Aim of the task:
Copy out every record precisely.

Provided records section start

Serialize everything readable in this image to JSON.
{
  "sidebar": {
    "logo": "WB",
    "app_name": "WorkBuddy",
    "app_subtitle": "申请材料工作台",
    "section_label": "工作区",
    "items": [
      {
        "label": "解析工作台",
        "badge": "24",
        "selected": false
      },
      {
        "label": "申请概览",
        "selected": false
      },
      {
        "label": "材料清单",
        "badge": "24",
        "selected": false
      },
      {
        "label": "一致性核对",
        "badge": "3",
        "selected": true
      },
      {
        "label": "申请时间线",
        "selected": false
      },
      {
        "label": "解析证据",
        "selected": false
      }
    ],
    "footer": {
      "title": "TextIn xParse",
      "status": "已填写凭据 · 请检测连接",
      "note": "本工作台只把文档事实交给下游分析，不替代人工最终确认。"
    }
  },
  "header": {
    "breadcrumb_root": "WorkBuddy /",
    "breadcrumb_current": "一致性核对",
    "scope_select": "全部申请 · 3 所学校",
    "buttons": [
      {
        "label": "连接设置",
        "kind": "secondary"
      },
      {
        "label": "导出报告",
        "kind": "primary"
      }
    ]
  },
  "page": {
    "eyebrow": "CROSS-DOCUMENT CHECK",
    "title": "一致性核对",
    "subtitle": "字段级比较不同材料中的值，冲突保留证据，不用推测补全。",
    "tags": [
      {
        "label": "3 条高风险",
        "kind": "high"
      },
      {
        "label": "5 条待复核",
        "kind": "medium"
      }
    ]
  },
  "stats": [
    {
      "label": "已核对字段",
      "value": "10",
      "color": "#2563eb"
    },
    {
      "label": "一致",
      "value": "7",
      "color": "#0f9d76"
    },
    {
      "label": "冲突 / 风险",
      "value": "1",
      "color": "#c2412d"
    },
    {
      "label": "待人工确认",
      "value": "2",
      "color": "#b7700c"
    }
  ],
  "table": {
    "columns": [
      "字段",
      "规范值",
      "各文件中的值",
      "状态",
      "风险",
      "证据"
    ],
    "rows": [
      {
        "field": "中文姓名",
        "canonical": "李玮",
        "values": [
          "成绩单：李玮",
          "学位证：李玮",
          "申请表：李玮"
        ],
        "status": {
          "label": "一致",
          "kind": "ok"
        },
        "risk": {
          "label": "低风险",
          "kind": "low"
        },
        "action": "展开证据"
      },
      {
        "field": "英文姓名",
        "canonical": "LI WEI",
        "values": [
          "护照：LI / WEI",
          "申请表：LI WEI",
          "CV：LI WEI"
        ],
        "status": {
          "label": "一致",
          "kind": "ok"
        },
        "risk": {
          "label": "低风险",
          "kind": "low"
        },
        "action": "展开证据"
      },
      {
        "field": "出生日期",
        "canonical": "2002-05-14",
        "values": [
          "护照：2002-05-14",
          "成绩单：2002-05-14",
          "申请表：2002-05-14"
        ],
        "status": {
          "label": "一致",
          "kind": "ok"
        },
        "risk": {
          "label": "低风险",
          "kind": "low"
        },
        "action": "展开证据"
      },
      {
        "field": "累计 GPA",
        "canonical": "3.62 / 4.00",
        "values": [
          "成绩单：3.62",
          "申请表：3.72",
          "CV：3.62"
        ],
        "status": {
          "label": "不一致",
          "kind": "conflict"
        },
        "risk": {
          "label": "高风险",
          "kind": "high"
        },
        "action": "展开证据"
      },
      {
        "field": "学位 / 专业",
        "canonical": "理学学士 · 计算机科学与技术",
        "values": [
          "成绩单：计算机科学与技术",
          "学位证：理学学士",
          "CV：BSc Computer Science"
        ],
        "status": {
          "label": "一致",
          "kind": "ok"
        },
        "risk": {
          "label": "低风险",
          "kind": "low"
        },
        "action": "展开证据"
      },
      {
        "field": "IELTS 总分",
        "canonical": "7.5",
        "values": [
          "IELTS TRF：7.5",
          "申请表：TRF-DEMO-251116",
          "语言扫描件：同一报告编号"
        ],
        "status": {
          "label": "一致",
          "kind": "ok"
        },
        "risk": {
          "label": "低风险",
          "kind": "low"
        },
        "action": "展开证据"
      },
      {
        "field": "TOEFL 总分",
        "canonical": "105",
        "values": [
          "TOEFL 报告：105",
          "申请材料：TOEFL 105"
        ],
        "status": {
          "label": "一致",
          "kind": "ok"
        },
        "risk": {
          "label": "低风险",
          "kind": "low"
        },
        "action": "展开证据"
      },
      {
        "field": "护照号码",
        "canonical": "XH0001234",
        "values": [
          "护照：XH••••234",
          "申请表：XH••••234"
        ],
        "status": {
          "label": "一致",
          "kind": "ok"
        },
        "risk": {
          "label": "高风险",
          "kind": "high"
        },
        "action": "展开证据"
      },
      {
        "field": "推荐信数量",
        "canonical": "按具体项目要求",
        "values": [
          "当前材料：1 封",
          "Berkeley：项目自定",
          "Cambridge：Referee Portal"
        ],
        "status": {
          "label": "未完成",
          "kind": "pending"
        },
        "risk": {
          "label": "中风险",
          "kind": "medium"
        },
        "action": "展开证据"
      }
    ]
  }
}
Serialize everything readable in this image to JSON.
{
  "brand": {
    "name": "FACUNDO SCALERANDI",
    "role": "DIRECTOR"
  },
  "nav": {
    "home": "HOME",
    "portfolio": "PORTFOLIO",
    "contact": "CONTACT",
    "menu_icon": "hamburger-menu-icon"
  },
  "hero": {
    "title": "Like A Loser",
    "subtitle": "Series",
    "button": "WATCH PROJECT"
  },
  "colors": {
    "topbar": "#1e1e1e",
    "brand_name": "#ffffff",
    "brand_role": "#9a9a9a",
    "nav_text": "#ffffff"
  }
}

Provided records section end

Reply to the exercise:
Serialize everything readable in this image to JSON.
{
  "sidebar": {
    "logo": "WB",
    "app_name": "WorkBuddy",
    "app_subtitle": "申请材料工作台",
    "section_label": "工作区",
    "items": [
      {
        "label": "解析工作台",
        "badge": "24",
        "selected": false
      },
      {
        "label": "申请概览",
        "selected": false
      },
      {
        "label": "材料清单",
        "badge": "24",
        "selected": false
      },
      {
        "label": "一致性核对",
        "badge": "3",
        "selected": true
      },
      {
        "label": "申请时间线",
        "selected": false
      },
      {
        "label": "解析证据",
        "selected": false
      }
    ],
    "footer": {
      "title": "TextIn xParse",
      "status": "已填写凭据 · 请检测连接",
      "note": "本工作台只把文档事实交给下游分析，不替代人工最终确认。"
    }
  },
  "header": {
    "breadcrumb_root": "WorkBuddy /",
    "breadcrumb_current": "一致性核对",
    "scope_select": "全部申请 · 3 所学校",
    "buttons": [
      {
        "label": "连接设置",
        "kind": "secondary"
      },
      {
        "label": "导出报告",
        "kind": "primary"
      }
    ]
  },
  "page": {
    "eyebrow": "CROSS-DOCUMENT CHECK",
    "title": "一致性核对",
    "subtitle": "字段级比较不同材料中的值，冲突保留证据，不用推测补全。",
    "tags": [
      {
        "label": "3 条高风险",
        "kind": "high"
      },
      {
        "label": "5 条待复核",
        "kind": "medium"
      }
    ]
  },
  "stats": [
    {
      "label": "已核对字段",
      "value": "10",
      "color": "#2563eb"
    },
    {
      "label": "一致",
      "value": "7",
      "color": "#0f9d76"
    },
    {
      "label": "冲突 / 风险",
      "value": "1",
      "color": "#c2412d"
    },
    {
      "label": "待人工确认",
      "value": "2",
      "color": "#b7700c"
    }
  ],
  "table": {
    "columns": [
      "字段",
      "规范值",
      "各文件中的值",
      "状态",
      "风险",
      "证据"
    ],
    "rows": [
      {
        "field": "中文姓名",
        "canonical": "李玮",
        "values": [
          "成绩单：李玮",
          "学位证：李玮",
          "申请表：李玮"
        ],
        "status": {
          "label": "一致",
          "kind": "ok"
        },
        "risk": {
          "label": "低风险",
          "kind": "low"
        },
        "action": "展开证据"
      },
      {
        "field": "英文姓名",
        "canonical": "LI WEI",
        "values": [
          "护照：LI / WEI",
          "申请表：LI WEI",
          "CV：LI WEI"
        ],
        "status": {
          "label": "一致",
          "kind": "ok"
        },
        "risk": {
          "label": "低风险",
          "kind": "low"
        },
        "action": "展开证据"
      },
      {
        "field": "出生日期",
        "canonical": "2002-05-14",
        "values": [
          "护照：2002-05-14",
          "成绩单：2002-05-14",
          "申请表：2002-05-14"
        ],
        "status": {
          "label": "一致",
          "kind": "ok"
        },
        "risk": {
          "label": "低风险",
          "kind": "low"
        },
        "action": "展开证据"
      },
      {
        "field": "累计 GPA",
        "canonical": "3.62 / 4.00",
        "values": [
          "成绩单：3.62",
          "申请表：3.72",
          "CV：3.62"
        ],
        "status": {
          "label": "不一致",
          "kind": "conflict"
        },
        "risk": {
          "label": "高风险",
          "kind": "high"
        },
        "action": "展开证据"
      },
      {
        "field": "学位 / 专业",
        "canonical": "理学学士 · 计算机科学与技术",
        "values": [
          "成绩单：计算机科学与技术",
          "学位证：理学学士",
          "CV：BSc Computer Science"
        ],
        "status": {
          "label": "一致",
          "kind": "ok"
        },
        "risk": {
          "label": "低风险",
          "kind": "low"
        },
        "action": "展开证据"
      },
      {
        "field": "IELTS 总分",
        "canonical": "7.5",
        "values": [
          "IELTS TRF：7.5",
          "申请表：TRF-DEMO-251116",
          "语言扫描件：同一报告编号"
        ],
        "status": {
          "label": "一致",
          "kind": "ok"
        },
        "risk": {
          "label": "低风险",
          "kind": "low"
        },
        "action": "展开证据"
      },
      {
        "field": "TOEFL 总分",
        "canonical": "105",
        "values": [
          "TOEFL 报告：105",
          "申请材料：TOEFL 105"
        ],
        "status": {
          "label": "一致",
          "kind": "ok"
        },
        "risk": {
          "label": "低风险",
          "kind": "low"
        },
        "action": "展开证据"
      },
      {
        "field": "护照号码",
        "canonical": "XH0001234",
        "values": [
          "护照：XH••••234",
          "申请表：XH••••234"
        ],
        "status": {
          "label": "一致",
          "kind": "ok"
        },
        "risk": {
          "label": "高风险",
          "kind": "high"
        },
        "action": "展开证据"
      },
      {
        "field": "推荐信数量",
        "canonical": "按具体项目要求",
        "values": [
          "当前材料：1 封",
          "Berkeley：项目自定",
          "Cambridge：Referee Portal"
        ],
        "status": {
          "label": "未完成",
          "kind": "pending"
        },
        "risk": {
          "label": "中风险",
          "kind": "medium"
        },
        "action": "展开证据"
      }
    ]
  }
}
Serialize everything readable in this image to JSON.
{
  "brand": {
    "name": "FACUNDO SCALERANDI",
    "role": "DIRECTOR"
  },
  "nav": {
    "home": "HOME",
    "portfolio": "PORTFOLIO",
    "contact": "CONTACT",
    "menu_icon": "hamburger-menu-icon"
  },
  "hero": {
    "title": "Like A Loser",
    "subtitle": "Series",
    "button": "WATCH PROJECT"
  },
  "colors": {
    "topbar": "#1e1e1e",
    "brand_name": "#ffffff",
    "brand_role": "#9a9a9a",
    "nav_text": "#ffffff"
  }
}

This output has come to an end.